Economist sees ‘mortal threat’ from Cayman Islands
The Cayman Islands oversight of hedge funds and banks is a “mortal threat” to the global economy, according to the respected US economist Jeffrey Sachs.
The Caymans are the world's principal offshore location for hedge funds.
But Sachs, in separate letters to the Financial Times the past two weeks, said some residents of Caymans sit on hundreds of fund boards, limiting their ability to provide oversight. He also charged that the Cayman banking system has $1.4 trillion in liabilities and assets, citing data from the Bank for International Settlements.
The system is a “house of cards” for the global financial system, he said, according to a Bloomberg report yesterday.
The head of the Cayman Islands financial services industry trade group rejected the charges.
“Professor Sachs needs to understand that a significant part of the banking assets registered in Cayman are US banks placing overnight deposits in their own Cayman-registered branch,” Cayman Finance Chief Executive Officer Gonzalo Jalles said in an e-mailed statement to Bloomberg on May 8. “The money is effectively being transferred between accounts in New York and not being exposed to how a local banker in Cayman decides to invest it.”
The British Overseas Territory has the highest number of hedge funds in the Caribbean.
About 10,900 funds were registered there in the first quarter, up from about 9,990 in 2011, according to the Cayman Islands Monetary Authority (CIMA).

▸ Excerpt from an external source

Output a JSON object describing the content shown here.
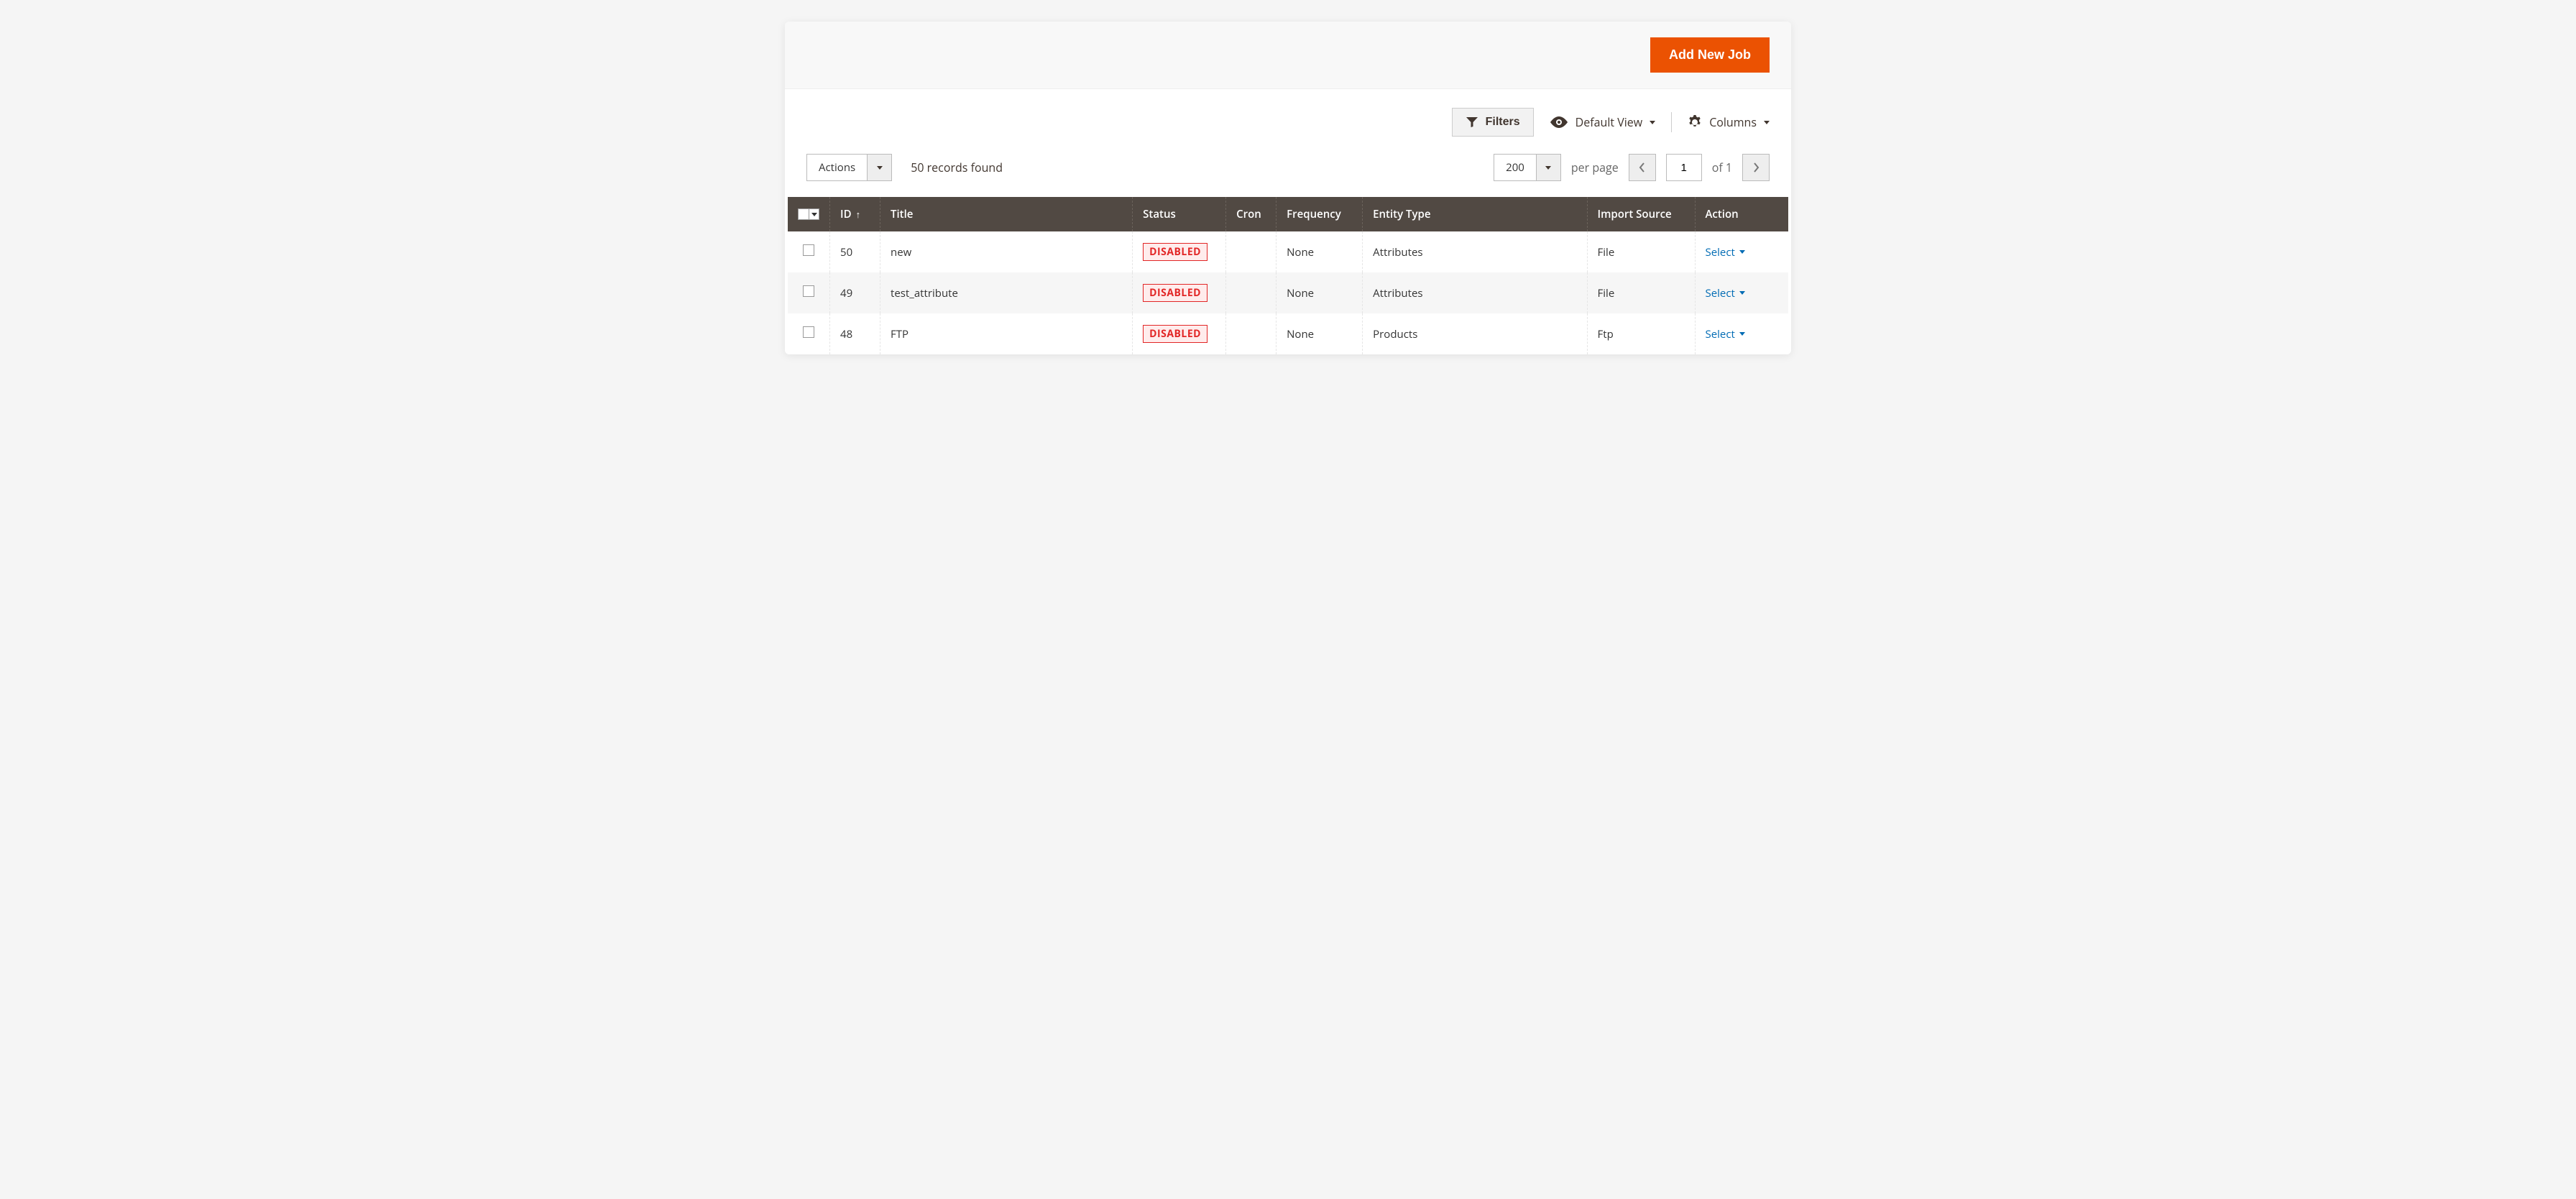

The CIMA is responsible for the regulation and supervision of financial services. It says officials on its board of directors can have contractual relationships with entities they are charged with regulating.

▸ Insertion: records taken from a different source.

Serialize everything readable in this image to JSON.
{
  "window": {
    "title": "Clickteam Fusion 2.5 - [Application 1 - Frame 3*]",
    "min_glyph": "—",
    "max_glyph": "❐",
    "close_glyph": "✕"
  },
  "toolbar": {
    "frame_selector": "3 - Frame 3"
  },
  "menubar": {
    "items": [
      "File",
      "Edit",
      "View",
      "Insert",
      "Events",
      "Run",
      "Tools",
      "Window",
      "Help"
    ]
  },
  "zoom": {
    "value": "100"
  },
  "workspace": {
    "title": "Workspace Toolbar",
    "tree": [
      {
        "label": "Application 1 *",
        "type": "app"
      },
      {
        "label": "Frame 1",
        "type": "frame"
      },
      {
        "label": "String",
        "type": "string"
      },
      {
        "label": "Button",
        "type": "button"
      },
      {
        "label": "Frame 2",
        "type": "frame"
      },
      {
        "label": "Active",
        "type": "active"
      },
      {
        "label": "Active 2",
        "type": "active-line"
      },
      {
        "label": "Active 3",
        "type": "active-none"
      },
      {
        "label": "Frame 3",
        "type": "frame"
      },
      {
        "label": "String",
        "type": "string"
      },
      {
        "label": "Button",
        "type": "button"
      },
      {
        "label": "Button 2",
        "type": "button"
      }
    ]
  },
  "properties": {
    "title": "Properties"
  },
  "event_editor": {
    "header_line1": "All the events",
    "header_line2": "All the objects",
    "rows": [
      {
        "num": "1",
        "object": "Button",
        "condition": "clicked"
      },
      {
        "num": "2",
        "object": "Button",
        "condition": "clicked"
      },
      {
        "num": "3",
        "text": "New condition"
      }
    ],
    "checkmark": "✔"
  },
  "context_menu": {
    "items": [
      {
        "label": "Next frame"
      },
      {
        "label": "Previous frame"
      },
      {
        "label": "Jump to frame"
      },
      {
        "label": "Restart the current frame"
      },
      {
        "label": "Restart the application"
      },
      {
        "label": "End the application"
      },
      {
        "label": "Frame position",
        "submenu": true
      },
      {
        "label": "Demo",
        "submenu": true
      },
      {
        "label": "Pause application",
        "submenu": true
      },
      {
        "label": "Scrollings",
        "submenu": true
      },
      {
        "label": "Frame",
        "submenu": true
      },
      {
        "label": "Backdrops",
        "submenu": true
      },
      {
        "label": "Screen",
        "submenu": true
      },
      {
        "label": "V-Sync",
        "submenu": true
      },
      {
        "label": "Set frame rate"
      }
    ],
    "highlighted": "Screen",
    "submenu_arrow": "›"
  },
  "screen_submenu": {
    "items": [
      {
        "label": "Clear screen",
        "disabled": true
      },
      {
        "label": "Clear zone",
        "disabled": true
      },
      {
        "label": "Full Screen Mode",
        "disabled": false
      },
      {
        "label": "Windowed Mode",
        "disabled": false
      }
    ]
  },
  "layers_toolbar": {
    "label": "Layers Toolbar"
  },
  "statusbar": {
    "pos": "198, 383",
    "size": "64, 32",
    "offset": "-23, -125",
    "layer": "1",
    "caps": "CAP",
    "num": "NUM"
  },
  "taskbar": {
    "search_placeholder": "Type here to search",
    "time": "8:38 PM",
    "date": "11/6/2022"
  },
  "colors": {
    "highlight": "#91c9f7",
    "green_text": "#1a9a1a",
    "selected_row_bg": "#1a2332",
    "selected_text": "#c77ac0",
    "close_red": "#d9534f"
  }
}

The board’s members are “responsible for the policies and general administration of the affairs and business,” CIMA says on its website. “This benefits the Authority as they have current knowledge and experience of the regulated industry.”
“It calls into question the degree to which they can exercise their fiduciary duties,” John Prout, executive director of the Foundation for Fund Governance in Washington, told Bloomberg.

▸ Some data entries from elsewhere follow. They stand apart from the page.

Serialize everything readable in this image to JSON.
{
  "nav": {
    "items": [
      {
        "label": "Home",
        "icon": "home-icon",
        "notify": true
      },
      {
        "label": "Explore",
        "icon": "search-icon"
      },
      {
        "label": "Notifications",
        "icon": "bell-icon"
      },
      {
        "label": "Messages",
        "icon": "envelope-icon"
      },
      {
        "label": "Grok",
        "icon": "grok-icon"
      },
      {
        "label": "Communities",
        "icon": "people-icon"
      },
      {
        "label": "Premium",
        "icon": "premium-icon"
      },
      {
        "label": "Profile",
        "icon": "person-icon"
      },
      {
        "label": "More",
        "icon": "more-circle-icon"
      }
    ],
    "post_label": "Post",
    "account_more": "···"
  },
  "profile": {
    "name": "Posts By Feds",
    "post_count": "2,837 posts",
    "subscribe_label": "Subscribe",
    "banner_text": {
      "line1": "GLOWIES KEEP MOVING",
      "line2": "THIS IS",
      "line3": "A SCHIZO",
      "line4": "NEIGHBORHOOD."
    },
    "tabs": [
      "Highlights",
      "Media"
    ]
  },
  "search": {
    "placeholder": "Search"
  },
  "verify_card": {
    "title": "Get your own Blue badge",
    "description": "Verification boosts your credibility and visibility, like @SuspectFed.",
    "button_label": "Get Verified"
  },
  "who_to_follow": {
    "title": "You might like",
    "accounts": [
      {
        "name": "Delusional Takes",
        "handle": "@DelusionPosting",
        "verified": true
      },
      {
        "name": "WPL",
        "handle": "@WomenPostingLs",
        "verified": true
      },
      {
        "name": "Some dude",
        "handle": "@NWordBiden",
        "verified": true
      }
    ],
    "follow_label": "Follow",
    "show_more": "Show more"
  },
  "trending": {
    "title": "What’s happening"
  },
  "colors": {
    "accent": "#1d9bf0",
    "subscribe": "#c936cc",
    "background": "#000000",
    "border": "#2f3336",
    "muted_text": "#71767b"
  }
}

“It’s a small country. It has a high calibre of professionals on the island, but they have to move beyond a small-island mentality.”
Officials at CIMA didn’t respond to questions e-mailed by Bloomberg News. Sachs wasn’t immediately available to respond because he is travelling, according to an official in his office who asked not to be identified.
The Cayman Islands was cited for accounting shortcomings in a 2010 report by the Organisation for Economic Cooperation and Development. A year later the nation was praised for moving “quickly” to address the report’s findings. The country has 31 tax sharing agreements with nations ranging from the US to Japan, according to the Paris-based OECD.
“I have no problem with the Cayman Islands developing its financing expertise and housing a financial industry commensurate with its size and its capacity to protect the world from abuses and upheavals,” Sachs, who has advised countries from Bolivia to Russia on handling economic crises, wrote in his May 7 letter. “Instead, it is being used by powerful and out-of-control forces vastly beyond the Caymans’ capacity to regulate, monitor or backstop in the event of crisis.”